A fire last week destroyed the Harry O. Brown store in Kobuk, leaving just two stores in the small community with winter on the way.
"We got a call about 2:30 a.m., so I got up and went to help," said local resident Henry Horner. "There were guys already fighting the blaze."
The volunteer crew used pumps to bring in water from both the river and a hydrant.
Illuminated only by a few small headlamps, a four-wheeler's headlights, and the fire itself, they worked hard through the night and were were able to keep it from spreading, and ultimately put it out.
The following morning, residents could see the full extent of the damage to the Harry O. Brown store, which was a log cabin Horner said was built in the 1960s.
Pictures show severe damage to the front of the store, owned by local Roberta Jackson, with blackened logs and broken windows.

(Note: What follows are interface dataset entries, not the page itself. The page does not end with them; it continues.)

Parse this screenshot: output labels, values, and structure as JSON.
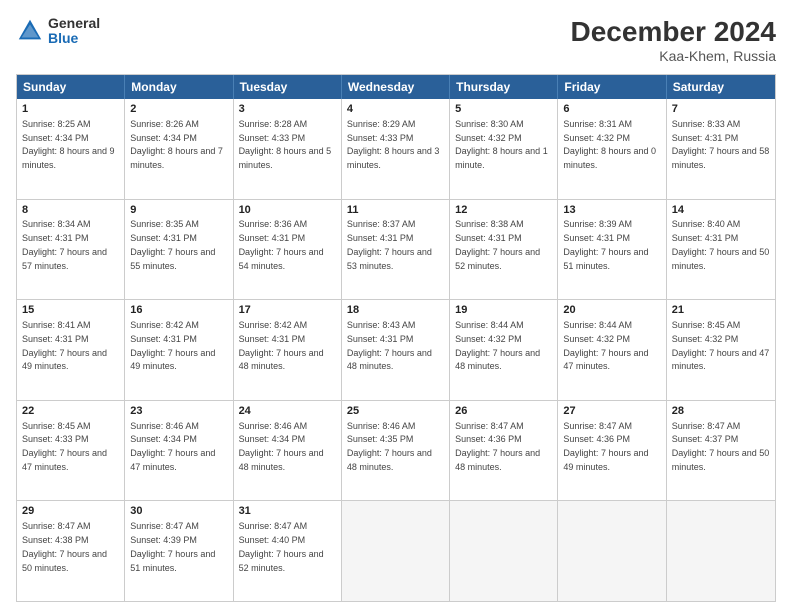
{
  "logo": {
    "general": "General",
    "blue": "Blue"
  },
  "title": "December 2024",
  "subtitle": "Kaa-Khem, Russia",
  "days": [
    "Sunday",
    "Monday",
    "Tuesday",
    "Wednesday",
    "Thursday",
    "Friday",
    "Saturday"
  ],
  "weeks": [
    [
      {
        "day": "1",
        "sunrise": "8:25 AM",
        "sunset": "4:34 PM",
        "daylight": "8 hours and 9 minutes."
      },
      {
        "day": "2",
        "sunrise": "8:26 AM",
        "sunset": "4:34 PM",
        "daylight": "8 hours and 7 minutes."
      },
      {
        "day": "3",
        "sunrise": "8:28 AM",
        "sunset": "4:33 PM",
        "daylight": "8 hours and 5 minutes."
      },
      {
        "day": "4",
        "sunrise": "8:29 AM",
        "sunset": "4:33 PM",
        "daylight": "8 hours and 3 minutes."
      },
      {
        "day": "5",
        "sunrise": "8:30 AM",
        "sunset": "4:32 PM",
        "daylight": "8 hours and 1 minute."
      },
      {
        "day": "6",
        "sunrise": "8:31 AM",
        "sunset": "4:32 PM",
        "daylight": "8 hours and 0 minutes."
      },
      {
        "day": "7",
        "sunrise": "8:33 AM",
        "sunset": "4:31 PM",
        "daylight": "7 hours and 58 minutes."
      }
    ],
    [
      {
        "day": "8",
        "sunrise": "8:34 AM",
        "sunset": "4:31 PM",
        "daylight": "7 hours and 57 minutes."
      },
      {
        "day": "9",
        "sunrise": "8:35 AM",
        "sunset": "4:31 PM",
        "daylight": "7 hours and 55 minutes."
      },
      {
        "day": "10",
        "sunrise": "8:36 AM",
        "sunset": "4:31 PM",
        "daylight": "7 hours and 54 minutes."
      },
      {
        "day": "11",
        "sunrise": "8:37 AM",
        "sunset": "4:31 PM",
        "daylight": "7 hours and 53 minutes."
      },
      {
        "day": "12",
        "sunrise": "8:38 AM",
        "sunset": "4:31 PM",
        "daylight": "7 hours and 52 minutes."
      },
      {
        "day": "13",
        "sunrise": "8:39 AM",
        "sunset": "4:31 PM",
        "daylight": "7 hours and 51 minutes."
      },
      {
        "day": "14",
        "sunrise": "8:40 AM",
        "sunset": "4:31 PM",
        "daylight": "7 hours and 50 minutes."
      }
    ],
    [
      {
        "day": "15",
        "sunrise": "8:41 AM",
        "sunset": "4:31 PM",
        "daylight": "7 hours and 49 minutes."
      },
      {
        "day": "16",
        "sunrise": "8:42 AM",
        "sunset": "4:31 PM",
        "daylight": "7 hours and 49 minutes."
      },
      {
        "day": "17",
        "sunrise": "8:42 AM",
        "sunset": "4:31 PM",
        "daylight": "7 hours and 48 minutes."
      },
      {
        "day": "18",
        "sunrise": "8:43 AM",
        "sunset": "4:31 PM",
        "daylight": "7 hours and 48 minutes."
      },
      {
        "day": "19",
        "sunrise": "8:44 AM",
        "sunset": "4:32 PM",
        "daylight": "7 hours and 48 minutes."
      },
      {
        "day": "20",
        "sunrise": "8:44 AM",
        "sunset": "4:32 PM",
        "daylight": "7 hours and 47 minutes."
      },
      {
        "day": "21",
        "sunrise": "8:45 AM",
        "sunset": "4:32 PM",
        "daylight": "7 hours and 47 minutes."
      }
    ],
    [
      {
        "day": "22",
        "sunrise": "8:45 AM",
        "sunset": "4:33 PM",
        "daylight": "7 hours and 47 minutes."
      },
      {
        "day": "23",
        "sunrise": "8:46 AM",
        "sunset": "4:34 PM",
        "daylight": "7 hours and 47 minutes."
      },
      {
        "day": "24",
        "sunrise": "8:46 AM",
        "sunset": "4:34 PM",
        "daylight": "7 hours and 48 minutes."
      },
      {
        "day": "25",
        "sunrise": "8:46 AM",
        "sunset": "4:35 PM",
        "daylight": "7 hours and 48 minutes."
      },
      {
        "day": "26",
        "sunrise": "8:47 AM",
        "sunset": "4:36 PM",
        "daylight": "7 hours and 48 minutes."
      },
      {
        "day": "27",
        "sunrise": "8:47 AM",
        "sunset": "4:36 PM",
        "daylight": "7 hours and 49 minutes."
      },
      {
        "day": "28",
        "sunrise": "8:47 AM",
        "sunset": "4:37 PM",
        "daylight": "7 hours and 50 minutes."
      }
    ],
    [
      {
        "day": "29",
        "sunrise": "8:47 AM",
        "sunset": "4:38 PM",
        "daylight": "7 hours and 50 minutes."
      },
      {
        "day": "30",
        "sunrise": "8:47 AM",
        "sunset": "4:39 PM",
        "daylight": "7 hours and 51 minutes."
      },
      {
        "day": "31",
        "sunrise": "8:47 AM",
        "sunset": "4:40 PM",
        "daylight": "7 hours and 52 minutes."
      },
      null,
      null,
      null,
      null
    ]
  ]
}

The sides of the structure kept their original color.
"[The] inside ceiling [was] damaged, so it is a total loss," said Horner.

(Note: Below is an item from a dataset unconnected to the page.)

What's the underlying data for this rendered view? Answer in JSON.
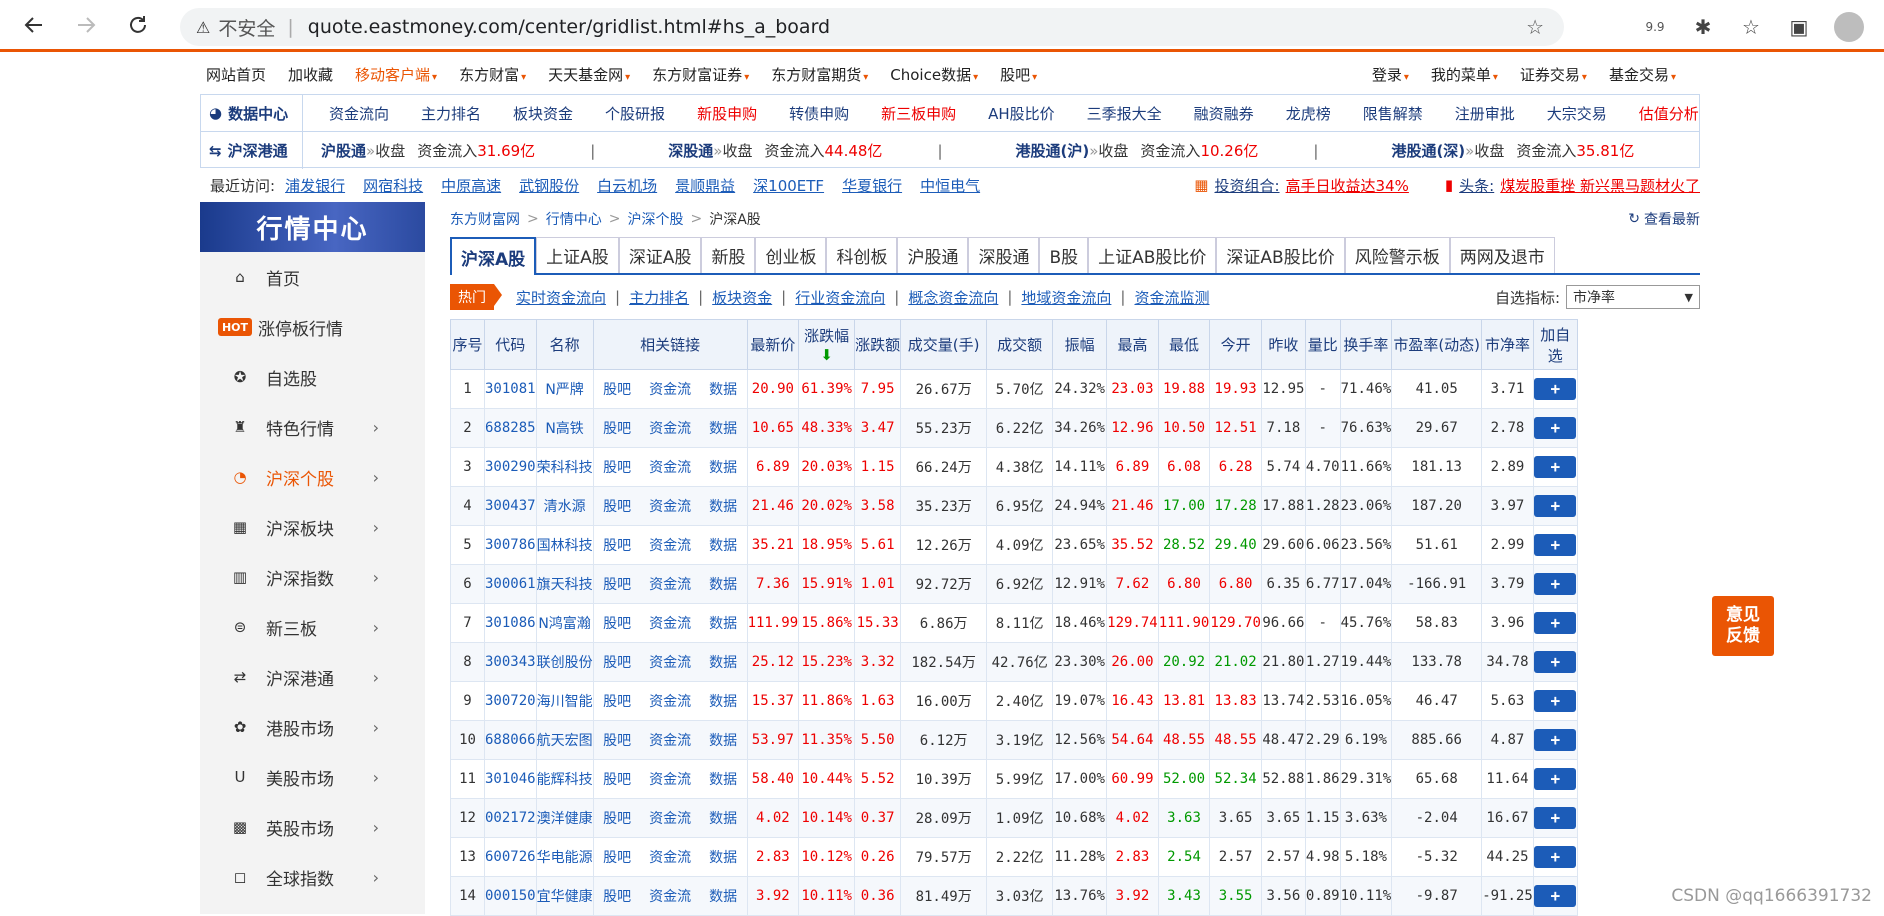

Judging by how the fire burned the exterior of the building, Horner said it may have started outside. However, there's no way to know until a cause is determined by the fire marshal.
Just 11 months ago, a property fire destroyed another small store in the community. Raenbow Cash & Carry, owned by Gary King, burned alongside a home and a cabin.
This past spring, a Wasilla man opened Sally's, which helped fill the gap left by Raenbow. It's now one of only two left in town after the most recent fire, the other being the Kobuk Store.
Every time a store is lost, it's a blow to the local economy, residents say.
With extremely limited options in town for purchasing goods, supplies, and produce, many locals have turned to mail or online ordering to fill their needs. That means profits are often going to large web-based companies like Amazon, or to big box stores in Anchorage and Fairbanks, keeping cash flow outside the village economy.
It's not known yet whether or not the owner will be able to restore or rebuild the Harry O. Brown store in the months to come.